Work order: Scan the listing below for the word "essay" and state how many lines hold it. Write nothing but the number.

Available data:
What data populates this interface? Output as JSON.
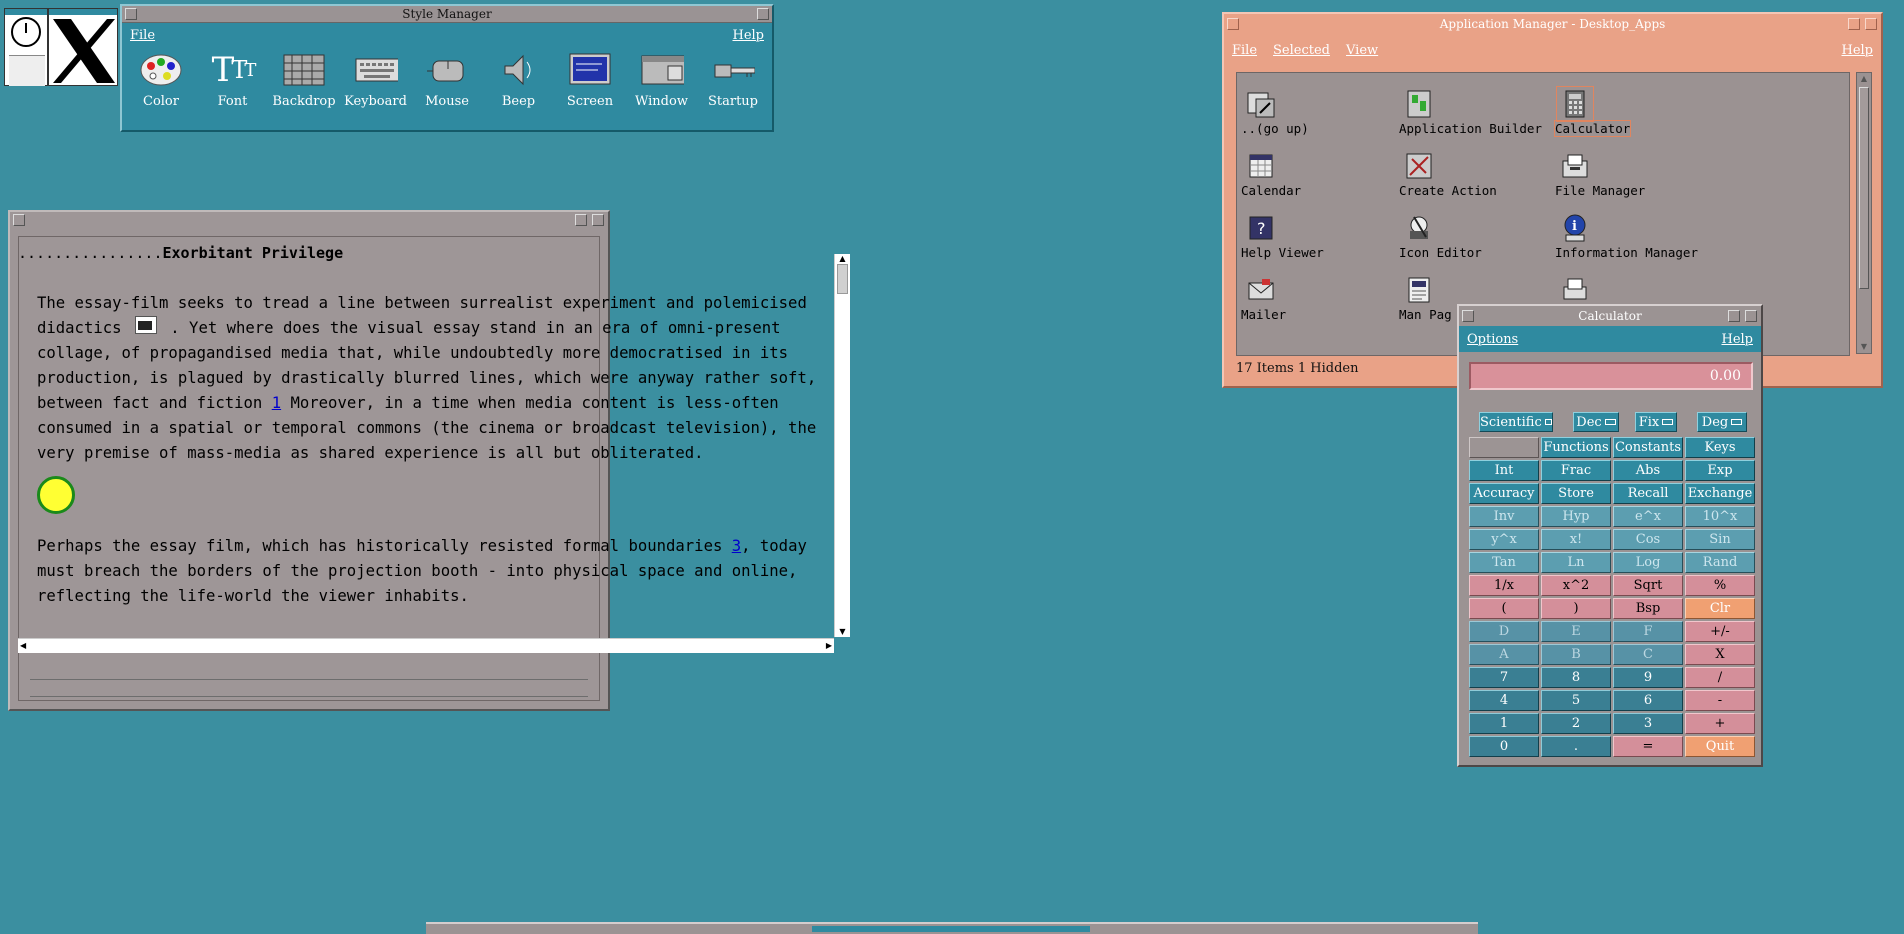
{
  "desktop": {
    "background": "#3b8fa0"
  },
  "style_manager": {
    "title": "Style Manager",
    "menu": {
      "file": "File",
      "help": "Help"
    },
    "tools": [
      "Color",
      "Font",
      "Backdrop",
      "Keyboard",
      "Mouse",
      "Beep",
      "Screen",
      "Window",
      "Startup"
    ]
  },
  "document": {
    "heading_dots": "................",
    "heading": "Exorbitant Privilege",
    "p1_a": "The essay-film seeks to tread a line between surrealist experiment and polemicised didactics",
    "p1_b": ". Yet where does the visual essay stand in an era of omni-present collage, of propagandised media that, while undoubtedly more democratised in its production, is plagued by drastically blurred lines, which were anyway rather soft, between fact and fiction",
    "link1": "1",
    "p1_c": "Moreover, in a time when media content is less-often consumed in a spatial or temporal commons (the cinema or broadcast television), the very premise of mass-media as shared experience is all but obliterated.",
    "p2_a": "Perhaps the essay film, which has historically resisted formal boundaries",
    "link3": "3",
    "p2_b": ", today must breach the borders of the projection booth - into physical space and online, reflecting the life-world the viewer inhabits."
  },
  "app_manager": {
    "title": "Application Manager - Desktop_Apps",
    "menu": {
      "file": "File",
      "selected": "Selected",
      "view": "View",
      "help": "Help"
    },
    "items": [
      {
        "label": "..(go up)",
        "icon": "folder-up-icon"
      },
      {
        "label": "Application Builder",
        "icon": "app-builder-icon"
      },
      {
        "label": "Calculator",
        "icon": "calculator-icon"
      },
      {
        "label": "Calendar",
        "icon": "calendar-icon"
      },
      {
        "label": "Create Action",
        "icon": "create-action-icon"
      },
      {
        "label": "File Manager",
        "icon": "file-manager-icon"
      },
      {
        "label": "Help Viewer",
        "icon": "help-viewer-icon"
      },
      {
        "label": "Icon Editor",
        "icon": "icon-editor-icon"
      },
      {
        "label": "Information Manager",
        "icon": "info-manager-icon"
      },
      {
        "label": "Mailer",
        "icon": "mailer-icon"
      },
      {
        "label": "Man Pag",
        "icon": "man-page-icon"
      }
    ],
    "status": "17 Items 1 Hidden"
  },
  "calculator": {
    "title": "Calculator",
    "menu": {
      "options": "Options",
      "help": "Help"
    },
    "display": "0.00",
    "modes": [
      "Scientific",
      "Dec",
      "Fix",
      "Deg"
    ],
    "keys": [
      {
        "label": "",
        "style": "grey"
      },
      {
        "label": "Functions",
        "style": "teal"
      },
      {
        "label": "Constants",
        "style": "teal"
      },
      {
        "label": "Keys",
        "style": "teal"
      },
      {
        "label": "Int",
        "style": "teal"
      },
      {
        "label": "Frac",
        "style": "teal"
      },
      {
        "label": "Abs",
        "style": "teal"
      },
      {
        "label": "Exp",
        "style": "teal"
      },
      {
        "label": "Accuracy",
        "style": "teal"
      },
      {
        "label": "Store",
        "style": "teal"
      },
      {
        "label": "Recall",
        "style": "teal"
      },
      {
        "label": "Exchange",
        "style": "teal"
      },
      {
        "label": "Inv",
        "style": "lt"
      },
      {
        "label": "Hyp",
        "style": "lt"
      },
      {
        "label": "e^x",
        "style": "lt"
      },
      {
        "label": "10^x",
        "style": "lt"
      },
      {
        "label": "y^x",
        "style": "lt"
      },
      {
        "label": "x!",
        "style": "lt"
      },
      {
        "label": "Cos",
        "style": "lt"
      },
      {
        "label": "Sin",
        "style": "lt"
      },
      {
        "label": "Tan",
        "style": "lt"
      },
      {
        "label": "Ln",
        "style": "lt"
      },
      {
        "label": "Log",
        "style": "lt"
      },
      {
        "label": "Rand",
        "style": "lt"
      },
      {
        "label": "1/x",
        "style": "pink"
      },
      {
        "label": "x^2",
        "style": "pink"
      },
      {
        "label": "Sqrt",
        "style": "pink"
      },
      {
        "label": "%",
        "style": "pink"
      },
      {
        "label": "(",
        "style": "pink"
      },
      {
        "label": ")",
        "style": "pink"
      },
      {
        "label": "Bsp",
        "style": "pink"
      },
      {
        "label": "Clr",
        "style": "orange"
      },
      {
        "label": "D",
        "style": "blue"
      },
      {
        "label": "E",
        "style": "blue"
      },
      {
        "label": "F",
        "style": "blue"
      },
      {
        "label": "+/-",
        "style": "pink"
      },
      {
        "label": "A",
        "style": "blue"
      },
      {
        "label": "B",
        "style": "blue"
      },
      {
        "label": "C",
        "style": "blue"
      },
      {
        "label": "X",
        "style": "pink"
      },
      {
        "label": "7",
        "style": "dk"
      },
      {
        "label": "8",
        "style": "dk"
      },
      {
        "label": "9",
        "style": "dk"
      },
      {
        "label": "/",
        "style": "pink"
      },
      {
        "label": "4",
        "style": "dk"
      },
      {
        "label": "5",
        "style": "dk"
      },
      {
        "label": "6",
        "style": "dk"
      },
      {
        "label": "-",
        "style": "pink"
      },
      {
        "label": "1",
        "style": "dk"
      },
      {
        "label": "2",
        "style": "dk"
      },
      {
        "label": "3",
        "style": "dk"
      },
      {
        "label": "+",
        "style": "pink"
      },
      {
        "label": "0",
        "style": "dk"
      },
      {
        "label": ".",
        "style": "dk"
      },
      {
        "label": "=",
        "style": "pink"
      },
      {
        "label": "Quit",
        "style": "orange"
      }
    ]
  }
}
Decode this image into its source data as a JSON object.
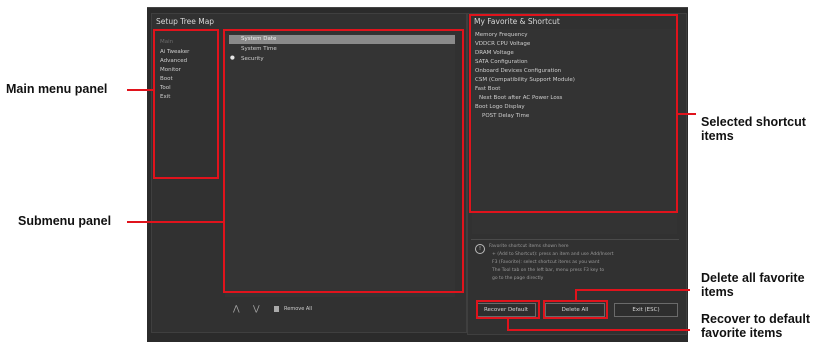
{
  "left_panel": {
    "title": "Setup Tree Map",
    "main_menu": [
      "Main",
      "Ai Tweaker",
      "Advanced",
      "Monitor",
      "Boot",
      "Tool",
      "Exit"
    ],
    "submenu": [
      "System Date",
      "System Time",
      "Security"
    ],
    "bottom_bar": {
      "up_glyph": "⋀",
      "down_glyph": "⋁",
      "delete_glyph": "🗑",
      "delete_label": "Remove All"
    }
  },
  "right_panel": {
    "title": "My Favorite & Shortcut",
    "items": [
      "Memory Frequency",
      "VDDCR CPU Voltage",
      "DRAM Voltage",
      "SATA Configuration",
      "Onboard Devices Configuration",
      "CSM (Compatibility Support Module)",
      "Fast Boot",
      "Next Boot after AC Power Loss",
      "Boot Logo Display",
      "POST Delay Time"
    ],
    "info_icon": "!",
    "info_text": [
      "Favorite shortcut items shown here",
      "+ (Add to Shortcut): press an item and use Add/Insert",
      "F3 (Favorite): select shortcut items as you want",
      "The Tool tab on the left bar, menu press F3 key to",
      "go to the page directly"
    ],
    "buttons": {
      "recover": "Recover Default",
      "delete_all": "Delete All",
      "exit": "Exit (ESC)"
    }
  },
  "annotations": {
    "main_menu_panel": "Main menu panel",
    "submenu_panel": "Submenu panel",
    "selected_shortcut": [
      "Selected shortcut",
      "items"
    ],
    "delete_all": [
      "Delete all favorite",
      "items"
    ],
    "recover_default": [
      "Recover to default",
      "favorite items"
    ]
  },
  "colors": {
    "highlight": "#e0131c",
    "panel_bg": "#313131",
    "screen_bg": "#2b2b2b"
  }
}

Result: 3